%%

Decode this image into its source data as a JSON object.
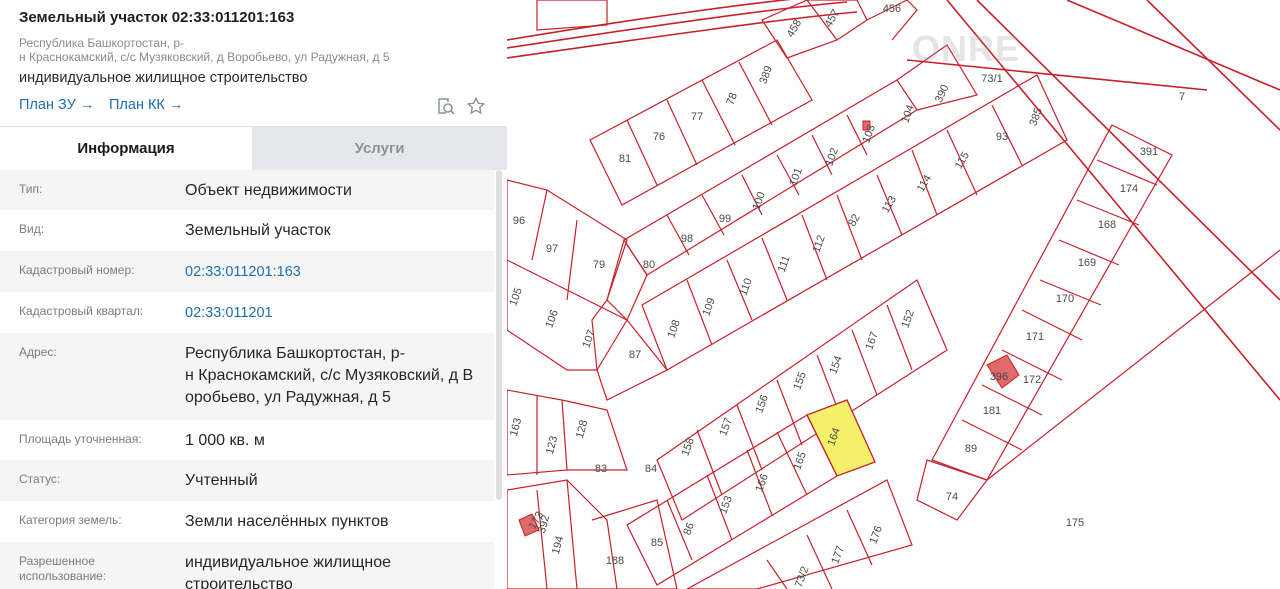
{
  "header": {
    "title": "Земельный участок 02:33:011201:163",
    "address_line1": "Республика Башкортостан, р-",
    "address_line2": "н Краснокамский, с/с Музяковский, д Воробьево, ул Радужная, д 5",
    "usage": "индивидуальное жилищное строительство",
    "link_zu": "План ЗУ →",
    "link_kk": "План КК →",
    "icons": [
      "search-map-icon",
      "star-icon"
    ]
  },
  "tabs": {
    "info": "Информация",
    "services": "Услуги"
  },
  "rows": {
    "r0": {
      "label": "Тип:",
      "value": "Объект недвижимости"
    },
    "r1": {
      "label": "Вид:",
      "value": "Земельный участок"
    },
    "r2": {
      "label": "Кадастровый номер:",
      "value": "02:33:011201:163"
    },
    "r3": {
      "label": "Кадастровый квартал:",
      "value": "02:33:011201"
    },
    "r4": {
      "label": "Адрес:",
      "value_l1": "Республика Башкортостан, р-",
      "value_l2": "н Краснокамский, с/с Музяковский, д В",
      "value_l3": "оробьево, ул Радужная, д 5"
    },
    "r5": {
      "label": "Площадь уточненная:",
      "value": "1 000 кв. м"
    },
    "r6": {
      "label": "Статус:",
      "value": "Учтенный"
    },
    "r7": {
      "label": "Категория земель:",
      "value": "Земли населённых пунктов"
    },
    "r8": {
      "label_l1": "Разрешенное",
      "label_l2": "использование:",
      "value_l1": "индивидуальное жилищное",
      "value_l2": "строительство"
    }
  },
  "map": {
    "watermark": "ONRE",
    "line_color": "#c8202a",
    "highlight_color": "#f5f06a",
    "plot_numbers": [
      "458",
      "457",
      "456",
      "389",
      "78",
      "77",
      "76",
      "81",
      "73/1",
      "390",
      "104",
      "103",
      "102",
      "101",
      "100",
      "99",
      "98",
      "80",
      "79",
      "97",
      "96",
      "7",
      "385",
      "93",
      "115",
      "114",
      "113",
      "82",
      "112",
      "111",
      "110",
      "109",
      "108",
      "87",
      "107",
      "106",
      "105",
      "391",
      "174",
      "168",
      "169",
      "170",
      "171",
      "396",
      "172",
      "152",
      "167",
      "154",
      "155",
      "156",
      "157",
      "158",
      "84",
      "83",
      "123",
      "128",
      "163",
      "164",
      "165",
      "166",
      "153",
      "86",
      "85",
      "188",
      "194",
      "392",
      "173",
      "181",
      "89",
      "74",
      "175",
      "176",
      "177",
      "73/2"
    ]
  }
}
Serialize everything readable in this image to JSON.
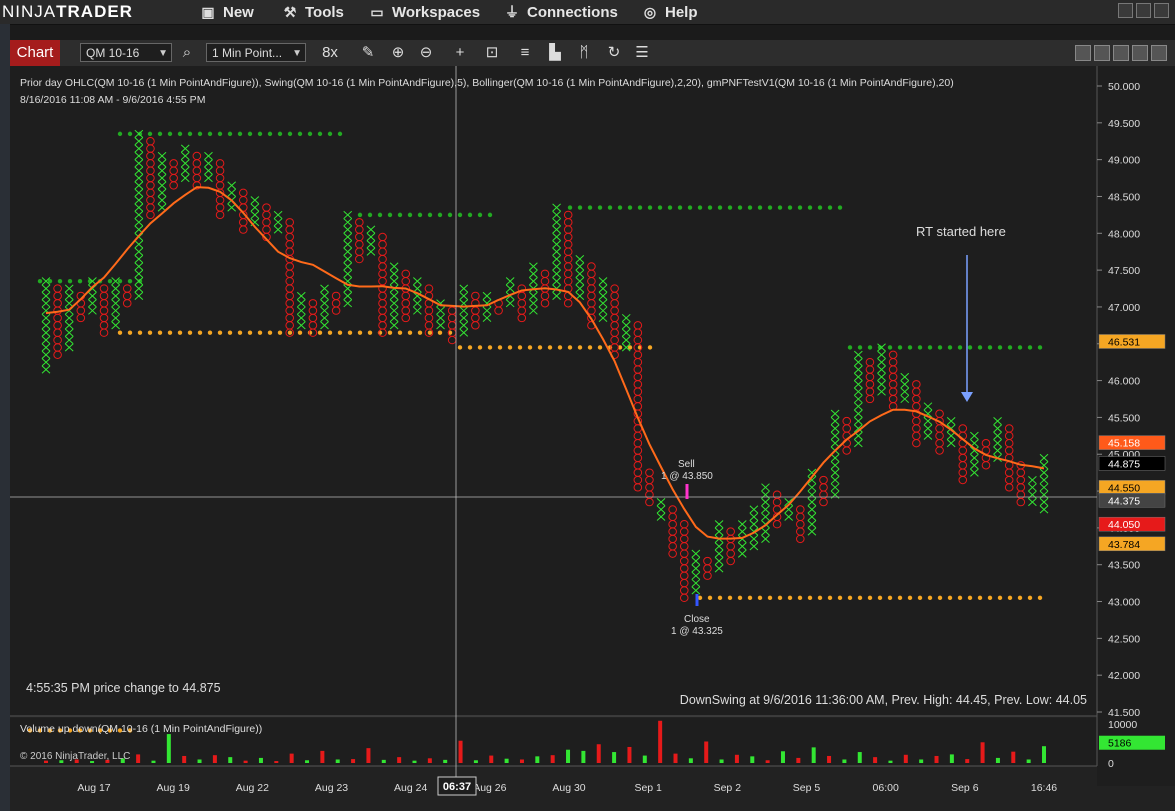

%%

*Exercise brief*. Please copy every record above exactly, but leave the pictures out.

*Solution to the problem*.
Decode this image into its source data as a JSON object.
{
  "header": {
    "title": "Земельный участок 02:33:011201:163",
    "address_line1": "Республика Башкортостан, р-",
    "address_line2": "н Краснокамский, с/с Музяковский, д Воробьево, ул Радужная, д 5",
    "usage": "индивидуальное жилищное строительство",
    "link_zu": "План ЗУ →",
    "link_kk": "План КК →",
    "icons": [
      "search-map-icon",
      "star-icon"
    ]
  },
  "tabs": {
    "info": "Информация",
    "services": "Услуги"
  },
  "rows": {
    "r0": {
      "label": "Тип:",
      "value": "Объект недвижимости"
    },
    "r1": {
      "label": "Вид:",
      "value": "Земельный участок"
    },
    "r2": {
      "label": "Кадастровый номер:",
      "value": "02:33:011201:163"
    },
    "r3": {
      "label": "Кадастровый квартал:",
      "value": "02:33:011201"
    },
    "r4": {
      "label": "Адрес:",
      "value_l1": "Республика Башкортостан, р-",
      "value_l2": "н Краснокамский, с/с Музяковский, д В",
      "value_l3": "оробьево, ул Радужная, д 5"
    },
    "r5": {
      "label": "Площадь уточненная:",
      "value": "1 000 кв. м"
    },
    "r6": {
      "label": "Статус:",
      "value": "Учтенный"
    },
    "r7": {
      "label": "Категория земель:",
      "value": "Земли населённых пунктов"
    },
    "r8": {
      "label_l1": "Разрешенное",
      "label_l2": "использование:",
      "value_l1": "индивидуальное жилищное",
      "value_l2": "строительство"
    }
  },
  "map": {
    "watermark": "ONRE",
    "line_color": "#c8202a",
    "highlight_color": "#f5f06a",
    "plot_numbers": [
      "458",
      "457",
      "456",
      "389",
      "78",
      "77",
      "76",
      "81",
      "73/1",
      "390",
      "104",
      "103",
      "102",
      "101",
      "100",
      "99",
      "98",
      "80",
      "79",
      "97",
      "96",
      "7",
      "385",
      "93",
      "115",
      "114",
      "113",
      "82",
      "112",
      "111",
      "110",
      "109",
      "108",
      "87",
      "107",
      "106",
      "105",
      "391",
      "174",
      "168",
      "169",
      "170",
      "171",
      "396",
      "172",
      "152",
      "167",
      "154",
      "155",
      "156",
      "157",
      "158",
      "84",
      "83",
      "123",
      "128",
      "163",
      "164",
      "165",
      "166",
      "153",
      "86",
      "85",
      "188",
      "194",
      "392",
      "173",
      "181",
      "89",
      "74",
      "175",
      "176",
      "177",
      "73/2"
    ]
  }
}
Serialize everything readable in this image to JSON.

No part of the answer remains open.